Ministering to Detroit’s Eastside Since 1864
The beginnings of our church trail back to 1862 when Karl and Emilie Bock migrated from Germany to Detroit. The Bocks, who were zealous witness for their Lord, established fellowship with other German immigrants who were Baptist. On June 23, 1864, the group of nine believers was formally organized as a church. The early members met in homes until 1870 when a chapel was built at St. Aubin and Mullett. The church was known as the First Regular German Baptist Church of Detroit. Significant activities during the early years included tract distribution as a regular Sunday afternoon pastime, missionary work of students on the west side during summer vacation and the formation of a Women's Missionary Society.
Bulletin: Week of October 7
Morning Worship Service
October 7, 2018
The Word of the Truth
Verse for the Week
Honor the Lord with your wealth and with the first fruits of all your produce; then your barns will be filled with plenty, and your vats will be bursting with wine.
Missions Update: October 2018
TINE & JAN HARDEMAN OC International
P.O. Box 2016 M.C.P.O.
0706 Makati City, M.M. - Philippines
What does a Sports Chaplain do in summer? Many times, we travel to visit our partners in this venture. Along the way, we see family and other friends. We love to bring them up to date concerning our ministry and the Philippines. But what about when we don’t travel and we stay at home?
This summer has been a wonderful time for Jan and me to catch up on our reading. What have we read? Our first book, No Time for Tombstones, was about a family who ministered to primitive tribes in Vietnam. They sent their daughter to Faith Academy in the Philippines for school. Her father lost his life in the Communist invasion.
Interwoven was about three families who ministered in the Philippines: the Goehrings, the DeVries, and the Eborsoles. The DeVries family was here during the war with Japan and was taken as prisoners of war. Gene was scheduled to be executed, but American forces arrived just in time to prevent it. Six of their children came to Faith Academy. Tine had several of them in class and on teams.

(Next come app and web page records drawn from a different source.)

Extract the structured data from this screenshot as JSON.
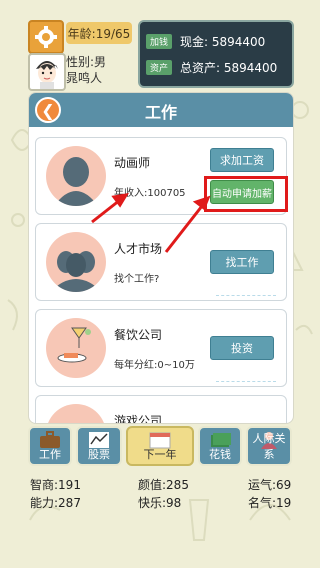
{
  "header": {
    "age_label": "年龄:19/65",
    "gender": "性别:男",
    "player_name": "晁鸣人",
    "cash_tag": "加钱",
    "cash_value": "现金: 5894400",
    "assets_tag": "资产",
    "assets_value": "总资产: 5894400"
  },
  "page": {
    "title": "工作",
    "back_icon": "arrow-left-icon"
  },
  "cards": [
    {
      "title": "动画师",
      "subtitle": "年收入:100705",
      "buttons": [
        "求加工资",
        "自动申请加薪"
      ]
    },
    {
      "title": "人才市场",
      "subtitle": "找个工作?",
      "buttons": [
        "找工作"
      ]
    },
    {
      "title": "餐饮公司",
      "subtitle": "每年分红:0~10万",
      "buttons": [
        "投资"
      ]
    },
    {
      "title": "游戏公司"
    }
  ],
  "bottom_nav": [
    "工作",
    "股票",
    "下一年",
    "花钱",
    "人际关系"
  ],
  "stats": {
    "intelligence": "智商:191",
    "looks": "颜值:285",
    "luck": "运气:69",
    "ability": "能力:287",
    "happiness": "快乐:98",
    "fame": "名气:19"
  },
  "colors": {
    "highlight": "#e01a1a",
    "nav_blue": "#5a8fa6",
    "next_year_yellow": "#f0dc8a"
  }
}
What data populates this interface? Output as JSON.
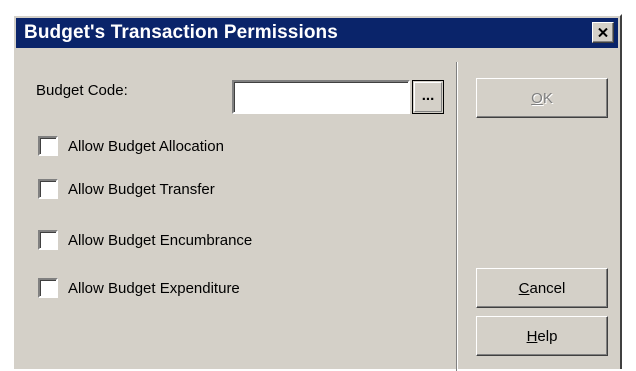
{
  "window": {
    "title": "Budget's Transaction Permissions"
  },
  "form": {
    "budget_code_label": "Budget Code:",
    "budget_code_value": "",
    "lookup_label": "...",
    "checkboxes": [
      {
        "label": "Allow Budget Allocation",
        "checked": false
      },
      {
        "label": "Allow Budget Transfer",
        "checked": false
      },
      {
        "label": "Allow Budget Encumbrance",
        "checked": false
      },
      {
        "label": "Allow Budget Expenditure",
        "checked": false
      }
    ]
  },
  "buttons": {
    "ok": {
      "mnemonic": "O",
      "rest": "K",
      "enabled": false
    },
    "cancel": {
      "mnemonic": "C",
      "rest": "ancel",
      "enabled": true
    },
    "help": {
      "mnemonic": "H",
      "rest": "elp",
      "enabled": true
    }
  },
  "icons": {
    "close": "close-icon"
  },
  "colors": {
    "titlebar": "#0a246a",
    "face": "#d4d0c8"
  }
}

Up the Notched-Log Ladder was about a family that served in Indonesia. The Mouws did an amazing work with the Dyaks of Borneo. Bod truly blessed their ministry. This story was written by one of my Westmont friends, Siddy Mouw. I had dated her a few times. I must say that knowing Siddy and hearing of her struggles as a missionary kid was the beginning of God’s work in my life, leading me to spend 60-plus years as a teacher, providing a place for missionary kids to get an education while their parents are doing missionary work out in the Province. Thanks, Siddy.
And thank you to all of you who support us and pray for us.
Tine and Jan
Pastor Cosand: October 2018
"HIS BLOOD IS BIBLINE"
lessons from the suffering of John Bunyan
Beginning in November the next book the men of our church will study (and anyone else who wants a book) will be The Pilgrim’s Progress by John Bunyan. The Pilgrim’s Progress is an allegory describing the journey of a man ("Christian") from this world to heaven, including his conversion and the obstacles and trials he encounters on his way to the "Celestial City." This book, written almost 350 years ago, has been described as "the widest circulating single piece of literature in the history of the human race outside the Bible" and has been translated into over 200 languages. Charles Spurgeon (1834-1892), the great London pastor, is said to have read Pilgrim’s Progress through at least once every year. The book was written during Bunyan's twelve-year stay in a jail in England.
John Bunyan (1628-1688) was a Baptist Puritan pastor in Bedford, England during a time when the English government was intolerant of worship practices outside the established Church of England. The Act of Uniformity in 1662 required strict adherence to Church of England doctrines and the Common Book of Prayer and, as a result of dissent, 2,000 Puritan pastors and teachers were forced out of their positions. During this period, from 1660 to 1672, Bunyan was imprisoned for his unwillingness to conform to corrupt church practices and doctrines. He was 32 when he entered prison, with a pregnant wife and four children under the age of 10 at home. His first wife had died one year earlier. His oldest child, daughter Mary, had been born blind. His second wife, Margaret, miscarried during Bunyan’s first year in prison. He would spend 11 more years away from his family.